(Element data from apps and pages)

******************************

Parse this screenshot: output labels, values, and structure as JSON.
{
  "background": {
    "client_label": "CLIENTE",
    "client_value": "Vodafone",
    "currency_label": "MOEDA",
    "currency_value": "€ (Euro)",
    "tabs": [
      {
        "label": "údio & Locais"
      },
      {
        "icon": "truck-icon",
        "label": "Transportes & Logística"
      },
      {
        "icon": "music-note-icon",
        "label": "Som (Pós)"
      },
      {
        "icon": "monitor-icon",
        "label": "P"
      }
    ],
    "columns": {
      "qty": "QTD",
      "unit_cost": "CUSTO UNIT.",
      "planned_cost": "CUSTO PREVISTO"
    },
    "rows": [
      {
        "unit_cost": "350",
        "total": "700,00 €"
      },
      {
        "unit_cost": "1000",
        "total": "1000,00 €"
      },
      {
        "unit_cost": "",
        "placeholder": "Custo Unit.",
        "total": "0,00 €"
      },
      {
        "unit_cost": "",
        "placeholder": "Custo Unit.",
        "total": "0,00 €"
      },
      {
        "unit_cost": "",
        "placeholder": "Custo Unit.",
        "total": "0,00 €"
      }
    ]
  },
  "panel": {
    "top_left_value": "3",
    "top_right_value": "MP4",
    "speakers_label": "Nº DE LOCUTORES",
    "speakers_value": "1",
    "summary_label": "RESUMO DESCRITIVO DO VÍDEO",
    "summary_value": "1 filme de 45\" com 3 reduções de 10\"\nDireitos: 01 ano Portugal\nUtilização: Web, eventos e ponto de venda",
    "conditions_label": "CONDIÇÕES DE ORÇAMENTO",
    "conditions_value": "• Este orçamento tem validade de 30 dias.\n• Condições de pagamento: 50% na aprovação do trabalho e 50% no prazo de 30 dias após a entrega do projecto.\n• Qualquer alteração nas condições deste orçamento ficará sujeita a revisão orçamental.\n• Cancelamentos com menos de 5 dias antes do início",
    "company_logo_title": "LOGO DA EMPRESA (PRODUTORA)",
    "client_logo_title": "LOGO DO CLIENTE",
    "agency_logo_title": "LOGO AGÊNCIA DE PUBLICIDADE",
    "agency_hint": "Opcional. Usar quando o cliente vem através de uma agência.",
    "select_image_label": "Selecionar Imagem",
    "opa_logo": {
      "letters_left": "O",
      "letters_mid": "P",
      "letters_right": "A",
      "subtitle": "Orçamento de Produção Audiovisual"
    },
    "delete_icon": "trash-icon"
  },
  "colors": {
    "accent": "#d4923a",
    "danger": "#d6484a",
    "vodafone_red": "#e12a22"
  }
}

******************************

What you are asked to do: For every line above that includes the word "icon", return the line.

Result of this task:
        "icon": "truck-icon",
        "icon": "music-note-icon",
        "icon": "monitor-icon",
    "delete_icon": "trash-icon"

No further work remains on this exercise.